The last three months were like nothing the North Cowichan/Duncan RCMP detachment has ever seen before, according to Insp. Chris Bear.
Bear, who heads the detachment, told North Cowichan’s council in a report that that the quarter covering April through June was filled with “highs and lows”, largely the result of the COVID-19 pandemic.
He said the regular community consultations and planning sessions were being held in March, but were put on hold when the health crisis struck.
“While the restrictions have eased up slightly, we are still dealing with the new normal and operations at the detachment continue to operate at limited functions compared to what they were pre-pandemic,” Bear said.
“Institutions, where serving inmates are housed, saw many being released early and court proceedings were suspended in order to flatten the curve. Court proceedings are planned to resume in July. There was overwhelming support and appreciation from the community for our frontline personnel and essential workers who continued to provide services during these times, and our employees very much appreciated this.”
Bear said one police action that stood out during the quarter was when officers were called by the Nature Trust of BC for help removing illegal campers in the area of Somenos Marsh.
He said a lot of ground work with foot patrols and warnings were issued in the days following up to the notice to vacate that was set for May 27.
“The RCMP urged the campers to pack up with their belongings on their own accord prior to May 27,” Bear said.
“On [May 27], RCMP officers stood by to keep the peace in order to support the clean up. Most campers had departed prior to arrival, however a significant amount of trash was left which took some time to bring the area back to its near natural state.”
Bear said that in March, the RCMP’s Warmland community policing program for that area was put on hold as a result of the pandemic.
He said the program is also going through some re-structuring at this time and will hopefully be up and running in the near future.
“The detachment remains an extremely busy one with significantly high case load and calls for service,” Bear said.

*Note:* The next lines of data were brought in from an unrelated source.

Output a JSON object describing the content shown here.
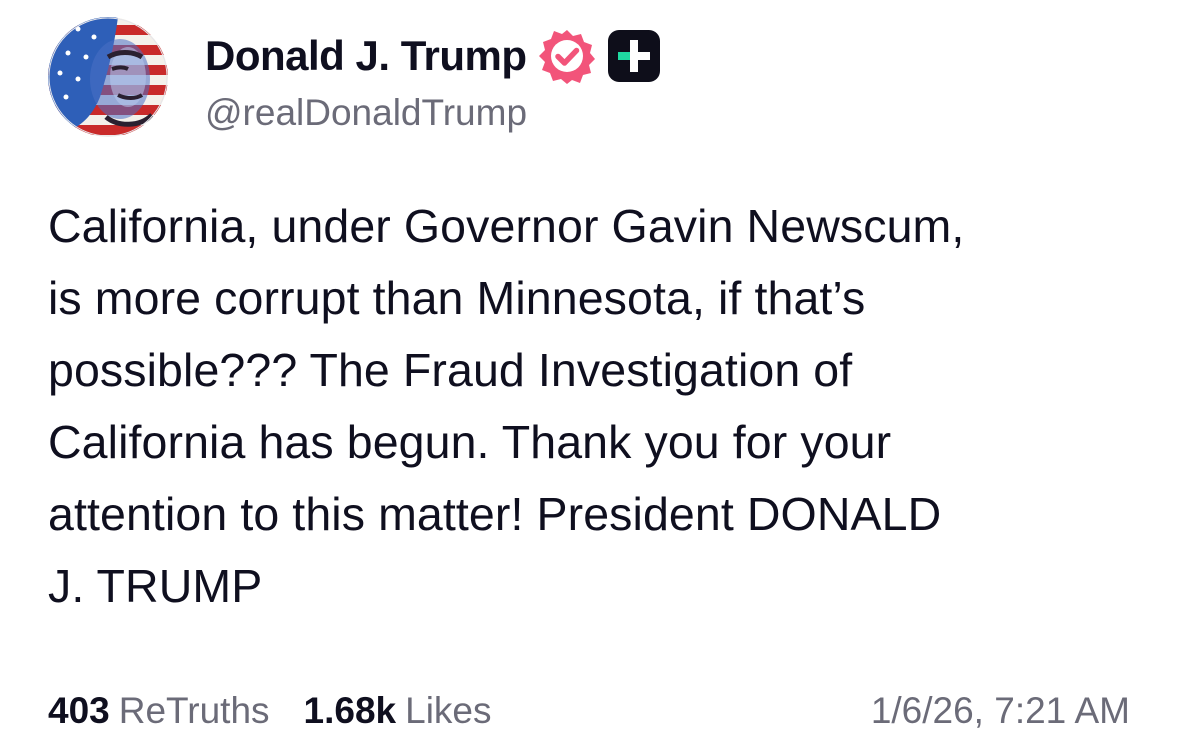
{
  "author": {
    "display_name": "Donald J. Trump",
    "handle": "@realDonaldTrump",
    "avatar_icon": "avatar-portrait-flag",
    "verified_icon": "verified-badge-icon",
    "verified_color": "#f2547a",
    "plus_icon": "plus-badge-icon",
    "plus_accent": "#1fd8a0"
  },
  "post": {
    "lines": [
      "California, under Governor Gavin Newscum,",
      "is more corrupt than Minnesota, if that’s",
      "possible??? The Fraud Investigation of",
      "California has begun. Thank you for your",
      "attention to this matter! President DONALD",
      "J. TRUMP"
    ]
  },
  "stats": {
    "retruths_count": "403",
    "retruths_label": "ReTruths",
    "likes_count": "1.68k",
    "likes_label": "Likes",
    "timestamp": "1/6/26, 7:21 AM"
  }
}
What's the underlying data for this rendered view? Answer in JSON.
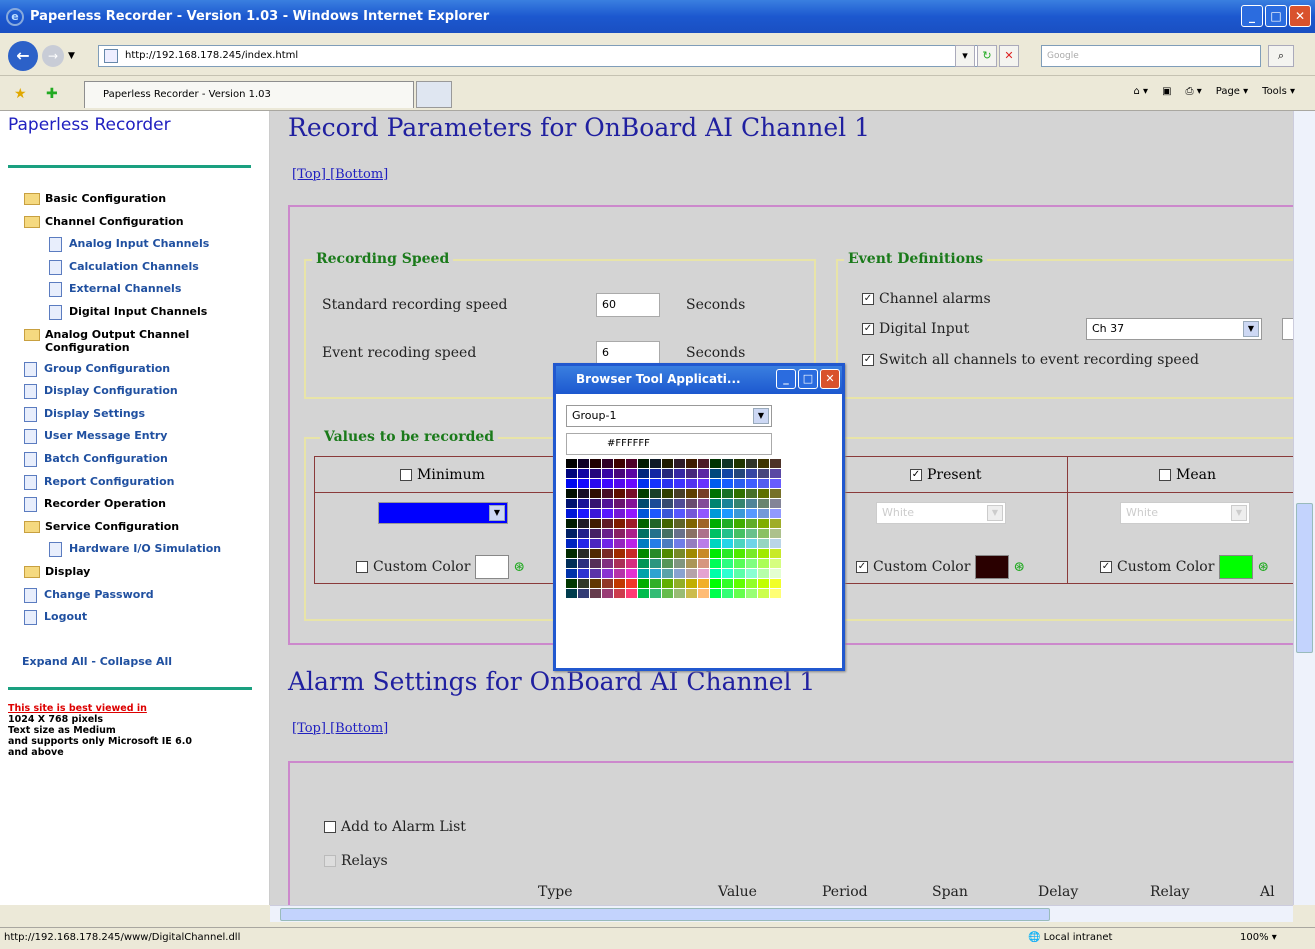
{
  "window": {
    "title": "Paperless Recorder - Version 1.03 - Windows Internet Explorer"
  },
  "address": {
    "url": "http://192.168.178.245/index.html",
    "search_placeholder": "Google"
  },
  "tab": {
    "label": "Paperless Recorder - Version 1.03"
  },
  "commands": {
    "page": "Page",
    "tools": "Tools"
  },
  "sidebar": {
    "title": "Paperless Recorder",
    "items": [
      {
        "label": "Basic Configuration",
        "level": 0,
        "icon": "folder-icon",
        "color": "#000000"
      },
      {
        "label": "Channel Configuration",
        "level": 0,
        "icon": "folder-open-icon",
        "color": "#000000"
      },
      {
        "label": "Analog Input Channels",
        "level": 1,
        "icon": "document-icon",
        "color": "#2050a0"
      },
      {
        "label": "Calculation Channels",
        "level": 1,
        "icon": "document-icon",
        "color": "#2050a0"
      },
      {
        "label": "External Channels",
        "level": 1,
        "icon": "document-icon",
        "color": "#2050a0"
      },
      {
        "label": "Digital Input Channels",
        "level": 1,
        "icon": "document-icon",
        "color": "#000000"
      },
      {
        "label": "Analog Output Channel Configuration",
        "level": 0,
        "icon": "folder-icon",
        "color": "#000000"
      },
      {
        "label": "Group Configuration",
        "level": 0,
        "icon": "document-icon",
        "color": "#2050a0"
      },
      {
        "label": "Display Configuration",
        "level": 0,
        "icon": "document-icon",
        "color": "#2050a0"
      },
      {
        "label": "Display Settings",
        "level": 0,
        "icon": "document-icon",
        "color": "#2050a0"
      },
      {
        "label": "User Message Entry",
        "level": 0,
        "icon": "document-icon",
        "color": "#2050a0"
      },
      {
        "label": "Batch Configuration",
        "level": 0,
        "icon": "document-icon",
        "color": "#2050a0"
      },
      {
        "label": "Report Configuration",
        "level": 0,
        "icon": "document-icon",
        "color": "#2050a0"
      },
      {
        "label": "Recorder Operation",
        "level": 0,
        "icon": "document-icon",
        "color": "#000000"
      },
      {
        "label": "Service Configuration",
        "level": 0,
        "icon": "folder-open-icon",
        "color": "#000000"
      },
      {
        "label": "Hardware I/O Simulation",
        "level": 1,
        "icon": "document-icon",
        "color": "#2050a0"
      },
      {
        "label": "Display",
        "level": 0,
        "icon": "folder-icon",
        "color": "#000000"
      },
      {
        "label": "Change Password",
        "level": 0,
        "icon": "document-icon",
        "color": "#2050a0"
      },
      {
        "label": "Logout",
        "level": 0,
        "icon": "document-icon",
        "color": "#2050a0"
      }
    ],
    "expand_all": "Expand All - Collapse All",
    "note_link": "This site is best viewed in",
    "note_lines": [
      "1024 X 768 pixels",
      "Text size as Medium",
      "and supports only Microsoft IE 6.0",
      "and above"
    ]
  },
  "record": {
    "heading": "Record Parameters for OnBoard AI Channel 1",
    "top_link": "[Top]",
    "bottom_link": "[Bottom]",
    "recording_speed": {
      "legend": "Recording Speed",
      "standard_label": "Standard recording speed",
      "standard_value": "60",
      "standard_unit": "Seconds",
      "event_label": "Event recoding speed",
      "event_value": "6",
      "event_unit": "Seconds"
    },
    "event_definitions": {
      "legend": "Event Definitions",
      "channel_alarms": "Channel alarms",
      "channel_alarms_checked": true,
      "digital_input": "Digital Input",
      "digital_input_checked": true,
      "channel_select": "Ch 37",
      "switch_all": "Switch all channels to event recording speed",
      "switch_all_checked": true
    },
    "values": {
      "legend": "Values to be recorded",
      "columns": [
        {
          "label": "Minimum",
          "checked": false,
          "select": "",
          "custom_color": "Custom Color",
          "custom_checked": false,
          "color": "#ffffff",
          "select_color": "#0000ff"
        },
        {
          "label": "Present",
          "checked": true,
          "select": "White",
          "custom_color": "Custom Color",
          "custom_checked": true,
          "color": "#2a0000"
        },
        {
          "label": "Mean",
          "checked": false,
          "select": "White",
          "custom_color": "Custom Color",
          "custom_checked": true,
          "color": "#00ff00"
        }
      ]
    }
  },
  "alarm": {
    "heading": "Alarm Settings for OnBoard AI Channel 1",
    "top_link": "[Top]",
    "bottom_link": "[Bottom]",
    "add_to_list": "Add to Alarm List",
    "relays": "Relays",
    "columns": [
      "Type",
      "Value",
      "Period",
      "Span",
      "Delay",
      "Relay",
      "Al"
    ]
  },
  "popup": {
    "title": "Browser Tool Applicati...",
    "group_select": "Group-1",
    "color_value": "#FFFFFF"
  },
  "status": {
    "url": "http://192.168.178.245/www/DigitalChannel.dll",
    "zone": "Local intranet",
    "zoom": "100%"
  }
}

“In reviewing the past 25 years of calls-for-service data for our detachment, the past four years [2016-2019] were among the highest years for CFS. CFS have increased every year since 2012, and have increased 47 per cent over those seven years.”